** YOUR OBJECTIVE **
Print out every entry, keeping each line identical to the original.

(Dataset rows describing interfaces)
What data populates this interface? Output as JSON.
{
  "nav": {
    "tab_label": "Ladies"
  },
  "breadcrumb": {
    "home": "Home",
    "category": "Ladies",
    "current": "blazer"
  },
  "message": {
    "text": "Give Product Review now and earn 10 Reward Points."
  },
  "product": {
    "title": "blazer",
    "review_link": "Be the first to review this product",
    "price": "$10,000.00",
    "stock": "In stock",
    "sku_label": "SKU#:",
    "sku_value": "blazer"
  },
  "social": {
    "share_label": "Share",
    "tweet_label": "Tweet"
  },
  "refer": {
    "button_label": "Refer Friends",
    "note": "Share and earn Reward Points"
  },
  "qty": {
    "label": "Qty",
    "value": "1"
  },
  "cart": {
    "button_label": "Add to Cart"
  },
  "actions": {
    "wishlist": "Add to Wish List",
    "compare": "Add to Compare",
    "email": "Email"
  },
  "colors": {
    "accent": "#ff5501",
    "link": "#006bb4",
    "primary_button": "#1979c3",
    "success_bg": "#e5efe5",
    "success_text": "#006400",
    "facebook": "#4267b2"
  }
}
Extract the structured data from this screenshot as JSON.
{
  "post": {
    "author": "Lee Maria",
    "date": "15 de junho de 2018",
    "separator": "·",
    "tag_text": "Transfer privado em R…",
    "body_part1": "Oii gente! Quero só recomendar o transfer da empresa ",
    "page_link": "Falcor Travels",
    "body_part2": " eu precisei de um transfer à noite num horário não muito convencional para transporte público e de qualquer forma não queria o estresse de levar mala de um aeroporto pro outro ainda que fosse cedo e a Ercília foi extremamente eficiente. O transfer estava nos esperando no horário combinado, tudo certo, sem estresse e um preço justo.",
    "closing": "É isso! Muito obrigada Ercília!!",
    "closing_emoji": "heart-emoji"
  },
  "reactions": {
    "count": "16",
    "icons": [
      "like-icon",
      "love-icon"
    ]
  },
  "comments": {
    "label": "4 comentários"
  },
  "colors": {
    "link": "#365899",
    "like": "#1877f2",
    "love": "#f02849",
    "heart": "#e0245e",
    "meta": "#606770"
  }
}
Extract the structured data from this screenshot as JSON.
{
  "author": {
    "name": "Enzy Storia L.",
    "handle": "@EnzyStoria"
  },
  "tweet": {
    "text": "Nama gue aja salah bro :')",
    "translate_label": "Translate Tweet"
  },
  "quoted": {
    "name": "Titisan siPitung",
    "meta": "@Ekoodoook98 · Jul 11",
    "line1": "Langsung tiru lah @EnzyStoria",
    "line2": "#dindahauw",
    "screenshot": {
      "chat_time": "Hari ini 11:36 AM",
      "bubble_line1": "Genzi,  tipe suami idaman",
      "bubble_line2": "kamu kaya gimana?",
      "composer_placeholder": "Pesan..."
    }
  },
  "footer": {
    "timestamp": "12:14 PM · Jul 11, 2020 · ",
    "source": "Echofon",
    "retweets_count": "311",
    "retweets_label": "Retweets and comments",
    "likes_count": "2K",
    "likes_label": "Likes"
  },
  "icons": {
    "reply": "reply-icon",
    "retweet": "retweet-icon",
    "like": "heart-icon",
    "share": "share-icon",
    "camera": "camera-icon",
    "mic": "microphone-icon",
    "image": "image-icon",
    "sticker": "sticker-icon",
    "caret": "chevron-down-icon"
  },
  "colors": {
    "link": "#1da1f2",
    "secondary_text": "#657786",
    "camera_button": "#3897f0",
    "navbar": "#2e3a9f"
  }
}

** REPLY TO THE EXERCISE **
What data populates this interface? Output as JSON.
{
  "nav": {
    "tab_label": "Ladies"
  },
  "breadcrumb": {
    "home": "Home",
    "category": "Ladies",
    "current": "blazer"
  },
  "message": {
    "text": "Give Product Review now and earn 10 Reward Points."
  },
  "product": {
    "title": "blazer",
    "review_link": "Be the first to review this product",
    "price": "$10,000.00",
    "stock": "In stock",
    "sku_label": "SKU#:",
    "sku_value": "blazer"
  },
  "social": {
    "share_label": "Share",
    "tweet_label": "Tweet"
  },
  "refer": {
    "button_label": "Refer Friends",
    "note": "Share and earn Reward Points"
  },
  "qty": {
    "label": "Qty",
    "value": "1"
  },
  "cart": {
    "button_label": "Add to Cart"
  },
  "actions": {
    "wishlist": "Add to Wish List",
    "compare": "Add to Compare",
    "email": "Email"
  },
  "colors": {
    "accent": "#ff5501",
    "link": "#006bb4",
    "primary_button": "#1979c3",
    "success_bg": "#e5efe5",
    "success_text": "#006400",
    "facebook": "#4267b2"
  }
}
Extract the structured data from this screenshot as JSON.
{
  "post": {
    "author": "Lee Maria",
    "date": "15 de junho de 2018",
    "separator": "·",
    "tag_text": "Transfer privado em R…",
    "body_part1": "Oii gente! Quero só recomendar o transfer da empresa ",
    "page_link": "Falcor Travels",
    "body_part2": " eu precisei de um transfer à noite num horário não muito convencional para transporte público e de qualquer forma não queria o estresse de levar mala de um aeroporto pro outro ainda que fosse cedo e a Ercília foi extremamente eficiente. O transfer estava nos esperando no horário combinado, tudo certo, sem estresse e um preço justo.",
    "closing": "É isso! Muito obrigada Ercília!!",
    "closing_emoji": "heart-emoji"
  },
  "reactions": {
    "count": "16",
    "icons": [
      "like-icon",
      "love-icon"
    ]
  },
  "comments": {
    "label": "4 comentários"
  },
  "colors": {
    "link": "#365899",
    "like": "#1877f2",
    "love": "#f02849",
    "heart": "#e0245e",
    "meta": "#606770"
  }
}
Extract the structured data from this screenshot as JSON.
{
  "author": {
    "name": "Enzy Storia L.",
    "handle": "@EnzyStoria"
  },
  "tweet": {
    "text": "Nama gue aja salah bro :')",
    "translate_label": "Translate Tweet"
  },
  "quoted": {
    "name": "Titisan siPitung",
    "meta": "@Ekoodoook98 · Jul 11",
    "line1": "Langsung tiru lah @EnzyStoria",
    "line2": "#dindahauw",
    "screenshot": {
      "chat_time": "Hari ini 11:36 AM",
      "bubble_line1": "Genzi,  tipe suami idaman",
      "bubble_line2": "kamu kaya gimana?",
      "composer_placeholder": "Pesan..."
    }
  },
  "footer": {
    "timestamp": "12:14 PM · Jul 11, 2020 · ",
    "source": "Echofon",
    "retweets_count": "311",
    "retweets_label": "Retweets and comments",
    "likes_count": "2K",
    "likes_label": "Likes"
  },
  "icons": {
    "reply": "reply-icon",
    "retweet": "retweet-icon",
    "like": "heart-icon",
    "share": "share-icon",
    "camera": "camera-icon",
    "mic": "microphone-icon",
    "image": "image-icon",
    "sticker": "sticker-icon",
    "caret": "chevron-down-icon"
  },
  "colors": {
    "link": "#1da1f2",
    "secondary_text": "#657786",
    "camera_button": "#3897f0",
    "navbar": "#2e3a9f"
  }
}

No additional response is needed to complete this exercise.